According to the Centers for Disease Control and Prevention (CDC), breastfed babies are less likely to experience bacterial and viral infections, allergies, asthma, obesity, type 1 diabetes, ear infections and sudden infant death syndrome (SIDS).
“Breast milk is created from the proteins, fats, vitamins, carbs and any antibodies from your bloodstream,” said Lauren Bortner BSN, RNC, IBCLC, Inspira lactation consultant. “When you breastfeed, not only is your baby getting a customized meal, but also antibodies to illnesses they can’t yet get vaccinated against.”
As your baby grows, your body changes its breast milk components to ensure your baby is getting the right nutrients at the right time. But breastfeeding doesn’t just benefit the baby’s developmental process, it also helps with the parent’s postpartum recovery and is proven to lower your risk of breast cancer, ovarian cancer, type 2 diabetes and high blood pressure.
“Although your body is experiencing a psychological and physical rollercoaster when you breastfeed, you are burning extra calories, which can result in weight loss. Breastfeeding also releases hormones that lower your risk of postpartum depression and helps your uterus recover,” said Bortner.

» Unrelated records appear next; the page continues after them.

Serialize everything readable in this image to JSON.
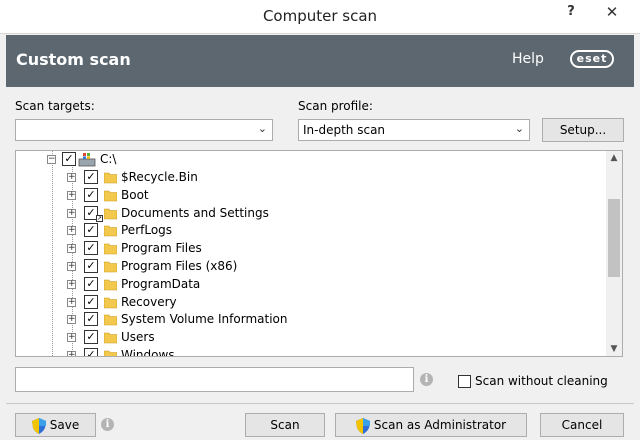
{
  "window": {
    "title": "Computer scan",
    "help_glyph": "?",
    "close_glyph": "✕"
  },
  "header": {
    "title": "Custom scan",
    "help": "Help",
    "logo": "eset"
  },
  "scan_targets": {
    "label": "Scan targets:",
    "value": ""
  },
  "scan_profile": {
    "label": "Scan profile:",
    "value": "In-depth scan",
    "setup_label": "Setup..."
  },
  "tree": {
    "root": {
      "label": "C:\\",
      "checked": true
    },
    "items": [
      {
        "label": "$Recycle.Bin"
      },
      {
        "label": "Boot"
      },
      {
        "label": "Documents and Settings"
      },
      {
        "label": "PerfLogs"
      },
      {
        "label": "Program Files"
      },
      {
        "label": "Program Files (x86)"
      },
      {
        "label": "ProgramData"
      },
      {
        "label": "Recovery"
      },
      {
        "label": "System Volume Information"
      },
      {
        "label": "Users"
      },
      {
        "label": "Windows"
      }
    ]
  },
  "path_input": {
    "value": ""
  },
  "options": {
    "scan_without_cleaning": "Scan without cleaning"
  },
  "buttons": {
    "save": "Save",
    "scan": "Scan",
    "scan_as_admin": "Scan as Administrator",
    "cancel": "Cancel"
  },
  "colors": {
    "header_bg": "#5c6770",
    "folder": "#f2c94c"
  }
}
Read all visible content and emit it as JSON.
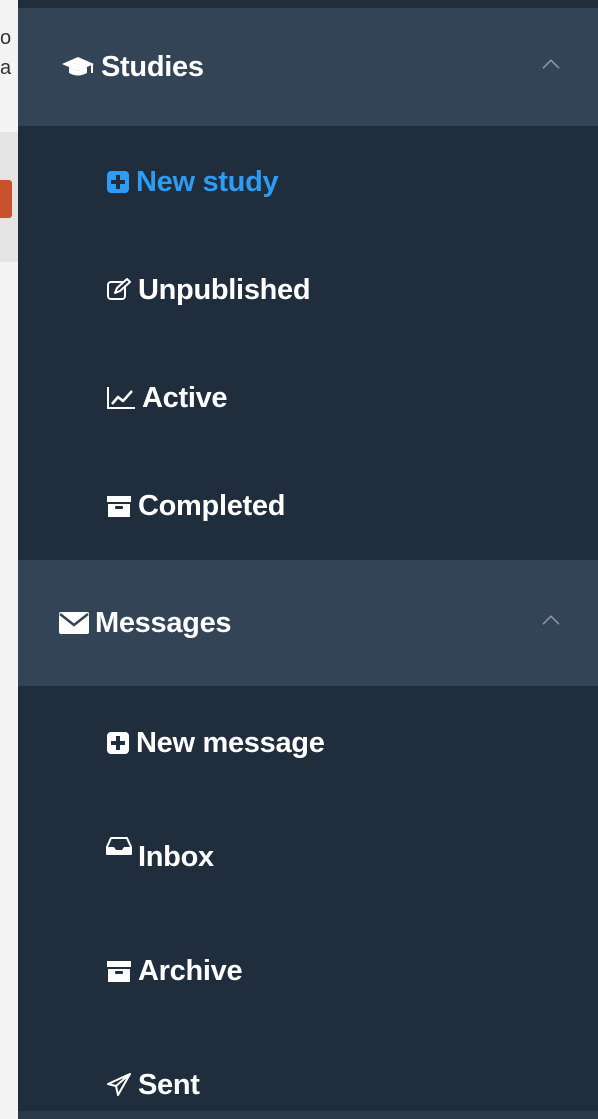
{
  "background_page": {
    "fragments": [
      "o",
      "a"
    ],
    "accent": "#c8522c"
  },
  "sidebar": {
    "colors": {
      "background": "#1f2d3d",
      "header": "#324456",
      "text": "#ffffff",
      "active": "#2d9cf7"
    },
    "sections": [
      {
        "title": "Studies",
        "icon": "graduation-cap-icon",
        "expanded": true,
        "items": [
          {
            "label": "New study",
            "icon": "plus-square-icon",
            "active": true
          },
          {
            "label": "Unpublished",
            "icon": "edit-icon",
            "active": false
          },
          {
            "label": "Active",
            "icon": "line-chart-icon",
            "active": false
          },
          {
            "label": "Completed",
            "icon": "archive-icon",
            "active": false
          }
        ]
      },
      {
        "title": "Messages",
        "icon": "envelope-icon",
        "expanded": true,
        "items": [
          {
            "label": "New message",
            "icon": "plus-square-icon",
            "active": false
          },
          {
            "label": "Inbox",
            "icon": "inbox-icon",
            "active": false
          },
          {
            "label": "Archive",
            "icon": "archive-icon",
            "active": false
          },
          {
            "label": "Sent",
            "icon": "paper-plane-icon",
            "active": false
          }
        ]
      }
    ]
  }
}
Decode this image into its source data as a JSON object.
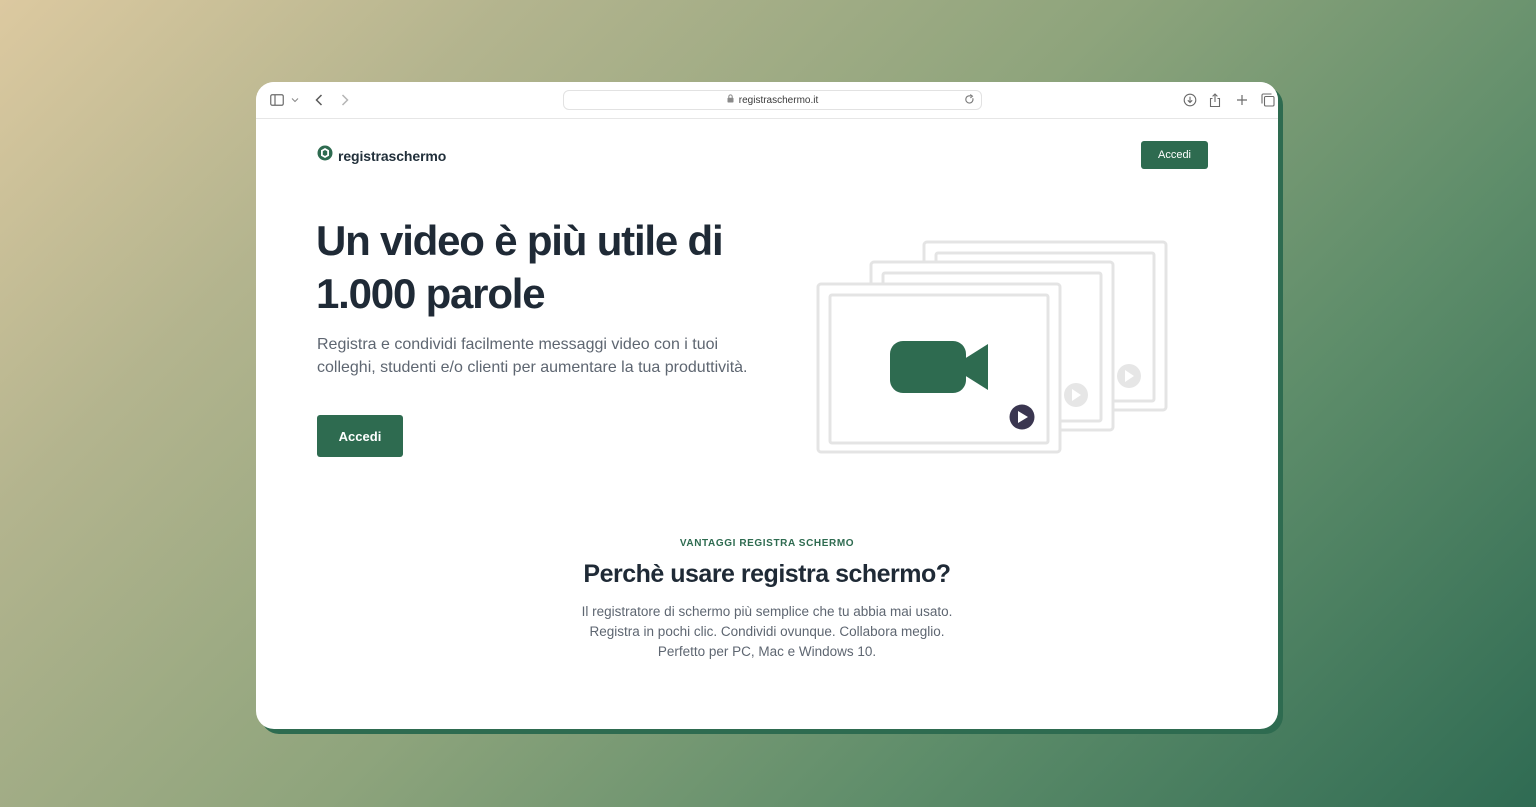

Despite the mutual health benefits that breastfeeding provides, it’s not the only way to feed your baby. Bottle-feeding, either with pumped breast milk or FDA-approved and iron-fortified infant formula, is a common alternative for those who can’t or choose not to breastfeed.
“Iron generates hemoglobin, the protein that circulates oxygen from red blood cells throughout the body. Babies have enough iron in their systems for the first four months. Until babies can eat iron-rich foods at the six month mark, parents who exclusively breastfeed sometimes have to give their baby an iron supplement. You may not have to if your formula contains enough iron,” said Bortner.
Many expecting parents look forward to enjoying a glass of wine or eating their favorite foods again after they give birth; however, returning to those culinary comforts are still on hold for nursing parents. With formula-based feeding, parents don’t have to worry about not being able to take medication, eat certain foods or be constrained to a specific feeding schedule as nursing parents do.
When it comes to deciding how you want to feed your baby, the best feeding method is the one that serves you the greatest.
“Some parents see breastfeeding as an exciting opportunity to provide for their children, and others see breastfeeding as a painful, time-consuming and exhausting process—not to mention that in some instances, breastfeeding isn’t even an option,” said Bortner. “We need to reframe the idea that you are a bad parent if you don’t breastfeed, because the truth is, being a good parent means setting yourself up for success to provide for your child in every way possible.”
Weighing the pros and cons of your feeding options can be overwhelming, but you’re never alone. Inspira offers a variety of support services when it comes to breastfeeding, including: a post-partum support group, outpatient appointments and even a "Warmline” if you need help with feeding complications.
The material set forth in this site in no way seeks to diagnose or treat illness or to serve as a substitute for professional medical care. Please speak with your health care provider if you have a health concern or if you are considering adopting any exercise program or dietary guidelines. For permission to reprint any portion of this website or to be removed from a notification list, please contact us at (856) 537-6772